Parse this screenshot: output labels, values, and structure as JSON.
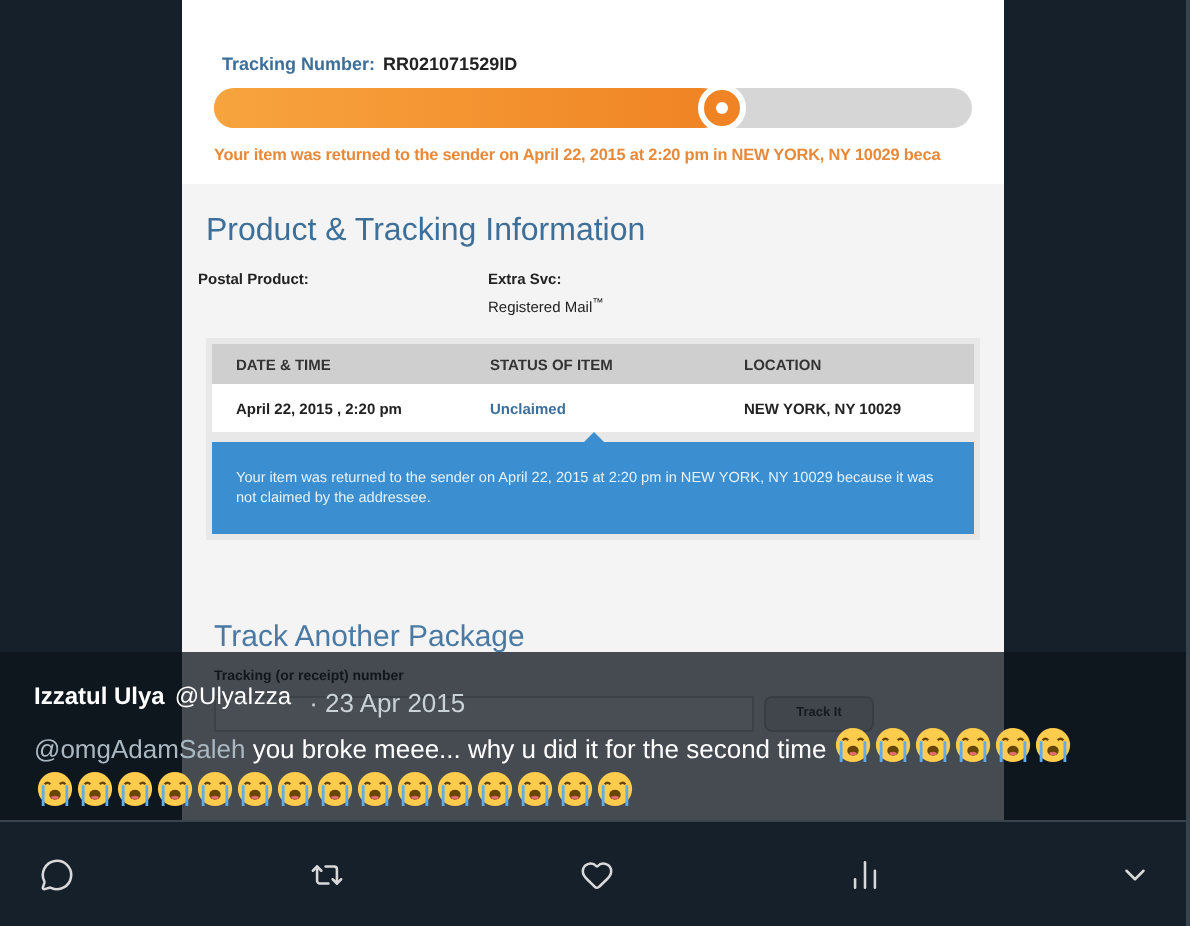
{
  "photo": {
    "tracking_label": "Tracking Number:",
    "tracking_number": "RR021071529ID",
    "progress": {
      "level": 0.67
    },
    "status_line": "Your item was returned to the sender on April 22, 2015 at 2:20 pm in NEW YORK, NY 10029 beca",
    "section_title": "Product & Tracking Information",
    "postal_product_label": "Postal Product:",
    "extra_svc_label": "Extra Svc:",
    "extra_svc_value": "Registered Mail$^{™}$",
    "table": {
      "columns": [
        "DATE & TIME",
        "STATUS OF ITEM",
        "LOCATION"
      ],
      "rows": [
        {
          "cells": [
            "April 22, 2015 , 2:20 pm",
            "Unclaimed",
            "NEW YORK, NY 10029"
          ]
        }
      ],
      "detail": "Your item was returned to the sender on April 22, 2015 at 2:20 pm in NEW YORK, NY 10029 because it was not claimed by the addressee."
    },
    "track_title": "Track Another Package",
    "track_field_label": "Tracking (or receipt) number",
    "track_button": "Track It"
  },
  "tweet": {
    "name": "Izzatul Ulya",
    "handle": "@UlyaIzza",
    "date": "· 23 Apr 2015",
    "mention": "@omgAdamSaleh",
    "text": "you broke meee... why u did it for the second time",
    "emojis": [
      {
        "kind": "loudly-crying"
      },
      {
        "kind": "loudly-crying"
      },
      {
        "kind": "loudly-crying"
      },
      {
        "kind": "loudly-crying"
      },
      {
        "kind": "loudly-crying"
      },
      {
        "kind": "loudly-crying"
      },
      {
        "kind": "loudly-crying"
      },
      {
        "kind": "loudly-crying"
      },
      {
        "kind": "loudly-crying"
      },
      {
        "kind": "loudly-crying"
      },
      {
        "kind": "loudly-crying"
      },
      {
        "kind": "loudly-crying"
      },
      {
        "kind": "loudly-crying"
      },
      {
        "kind": "loudly-crying"
      },
      {
        "kind": "loudly-crying"
      },
      {
        "kind": "loudly-crying"
      },
      {
        "kind": "loudly-crying"
      },
      {
        "kind": "loudly-crying"
      },
      {
        "kind": "loudly-crying"
      },
      {
        "kind": "loudly-crying"
      },
      {
        "kind": "loudly-crying"
      }
    ]
  },
  "actions": [
    {
      "kind": "reply"
    },
    {
      "kind": "retweet"
    },
    {
      "kind": "like"
    },
    {
      "kind": "stats"
    },
    {
      "kind": "more"
    }
  ]
}
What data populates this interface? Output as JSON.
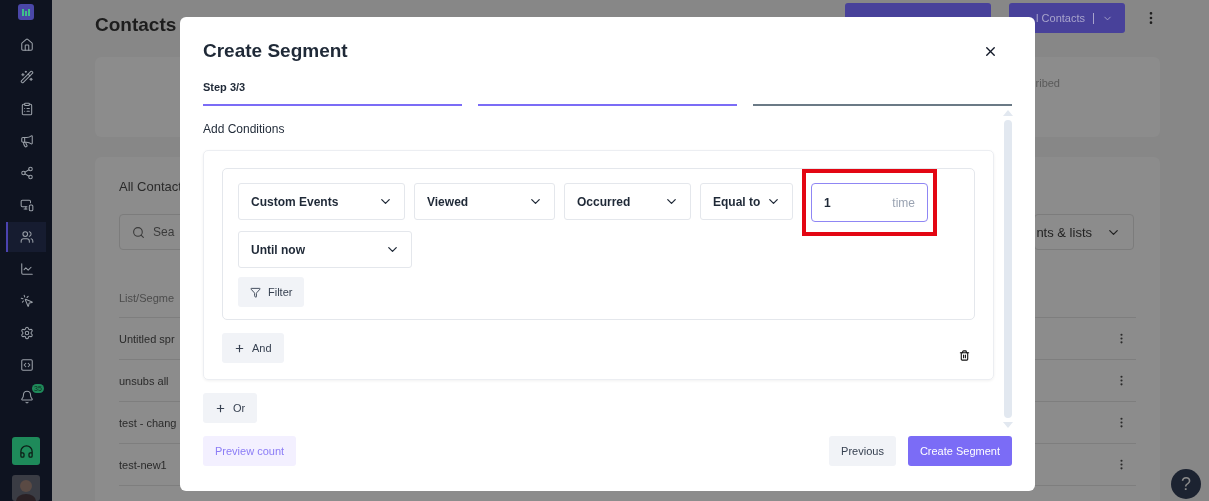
{
  "sidebar": {
    "items": [
      {
        "selected": false
      },
      {
        "selected": false
      },
      {
        "selected": false
      },
      {
        "selected": false
      },
      {
        "selected": false
      },
      {
        "selected": false
      },
      {
        "selected": true
      },
      {
        "selected": false
      },
      {
        "selected": false
      },
      {
        "selected": false
      },
      {
        "selected": false
      },
      {
        "selected": false
      }
    ],
    "notification_badge": "35"
  },
  "page": {
    "title": "Contacts",
    "header_button": "l Contacts",
    "summary_text": "ribed",
    "all_contacts": {
      "title": "All Contact",
      "search_placeholder": "Sea",
      "filter_dropdown": "nts & lists",
      "column_1": "List/Segme",
      "rows": [
        "Untitled spr",
        "unsubs all",
        "test - chang",
        "test-new1"
      ]
    },
    "help_button": "?"
  },
  "modal": {
    "title": "Create Segment",
    "step": "Step 3/3",
    "steps": [
      {
        "completed": true
      },
      {
        "completed": true
      },
      {
        "completed": false
      }
    ],
    "section_title": "Add Conditions",
    "conditions": [
      {
        "kind": "select",
        "value": "Custom Events"
      },
      {
        "kind": "select",
        "value": "Viewed"
      },
      {
        "kind": "select",
        "value": "Occurred"
      },
      {
        "kind": "select",
        "value": "Equal to"
      },
      {
        "kind": "number",
        "value": "1",
        "unit": "time",
        "highlighted": true
      },
      {
        "kind": "select",
        "value": "Until now"
      }
    ],
    "filter_button": "Filter",
    "and_button": "And",
    "or_button": "Or",
    "preview_button": "Preview count",
    "previous_button": "Previous",
    "create_button": "Create Segment"
  }
}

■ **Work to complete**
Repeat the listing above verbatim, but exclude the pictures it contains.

■ **Task answer**
Parse this screenshot: output labels, values, and structure as JSON.
{
  "photo": {
    "tracking_label": "Tracking Number:",
    "tracking_number": "RR021071529ID",
    "progress": {
      "level": 0.67
    },
    "status_line": "Your item was returned to the sender on April 22, 2015 at 2:20 pm in NEW YORK, NY 10029 beca",
    "section_title": "Product & Tracking Information",
    "postal_product_label": "Postal Product:",
    "extra_svc_label": "Extra Svc:",
    "extra_svc_value": "Registered Mail$^{™}$",
    "table": {
      "columns": [
        "DATE & TIME",
        "STATUS OF ITEM",
        "LOCATION"
      ],
      "rows": [
        {
          "cells": [
            "April 22, 2015 , 2:20 pm",
            "Unclaimed",
            "NEW YORK, NY 10029"
          ]
        }
      ],
      "detail": "Your item was returned to the sender on April 22, 2015 at 2:20 pm in NEW YORK, NY 10029 because it was not claimed by the addressee."
    },
    "track_title": "Track Another Package",
    "track_field_label": "Tracking (or receipt) number",
    "track_button": "Track It"
  },
  "tweet": {
    "name": "Izzatul Ulya",
    "handle": "@UlyaIzza",
    "date": "· 23 Apr 2015",
    "mention": "@omgAdamSaleh",
    "text": "you broke meee... why u did it for the second time",
    "emojis": [
      {
        "kind": "loudly-crying"
      },
      {
        "kind": "loudly-crying"
      },
      {
        "kind": "loudly-crying"
      },
      {
        "kind": "loudly-crying"
      },
      {
        "kind": "loudly-crying"
      },
      {
        "kind": "loudly-crying"
      },
      {
        "kind": "loudly-crying"
      },
      {
        "kind": "loudly-crying"
      },
      {
        "kind": "loudly-crying"
      },
      {
        "kind": "loudly-crying"
      },
      {
        "kind": "loudly-crying"
      },
      {
        "kind": "loudly-crying"
      },
      {
        "kind": "loudly-crying"
      },
      {
        "kind": "loudly-crying"
      },
      {
        "kind": "loudly-crying"
      },
      {
        "kind": "loudly-crying"
      },
      {
        "kind": "loudly-crying"
      },
      {
        "kind": "loudly-crying"
      },
      {
        "kind": "loudly-crying"
      },
      {
        "kind": "loudly-crying"
      },
      {
        "kind": "loudly-crying"
      }
    ]
  },
  "actions": [
    {
      "kind": "reply"
    },
    {
      "kind": "retweet"
    },
    {
      "kind": "like"
    },
    {
      "kind": "stats"
    },
    {
      "kind": "more"
    }
  ]
}
What data populates this interface? Output as JSON.
{
  "sidebar": {
    "items": [
      {
        "selected": false
      },
      {
        "selected": false
      },
      {
        "selected": false
      },
      {
        "selected": false
      },
      {
        "selected": false
      },
      {
        "selected": false
      },
      {
        "selected": true
      },
      {
        "selected": false
      },
      {
        "selected": false
      },
      {
        "selected": false
      },
      {
        "selected": false
      },
      {
        "selected": false
      }
    ],
    "notification_badge": "35"
  },
  "page": {
    "title": "Contacts",
    "header_button": "l Contacts",
    "summary_text": "ribed",
    "all_contacts": {
      "title": "All Contact",
      "search_placeholder": "Sea",
      "filter_dropdown": "nts & lists",
      "column_1": "List/Segme",
      "rows": [
        "Untitled spr",
        "unsubs all",
        "test - chang",
        "test-new1"
      ]
    },
    "help_button": "?"
  },
  "modal": {
    "title": "Create Segment",
    "step": "Step 3/3",
    "steps": [
      {
        "completed": true
      },
      {
        "completed": true
      },
      {
        "completed": false
      }
    ],
    "section_title": "Add Conditions",
    "conditions": [
      {
        "kind": "select",
        "value": "Custom Events"
      },
      {
        "kind": "select",
        "value": "Viewed"
      },
      {
        "kind": "select",
        "value": "Occurred"
      },
      {
        "kind": "select",
        "value": "Equal to"
      },
      {
        "kind": "number",
        "value": "1",
        "unit": "time",
        "highlighted": true
      },
      {
        "kind": "select",
        "value": "Until now"
      }
    ],
    "filter_button": "Filter",
    "and_button": "And",
    "or_button": "Or",
    "preview_button": "Preview count",
    "previous_button": "Previous",
    "create_button": "Create Segment"
  }
}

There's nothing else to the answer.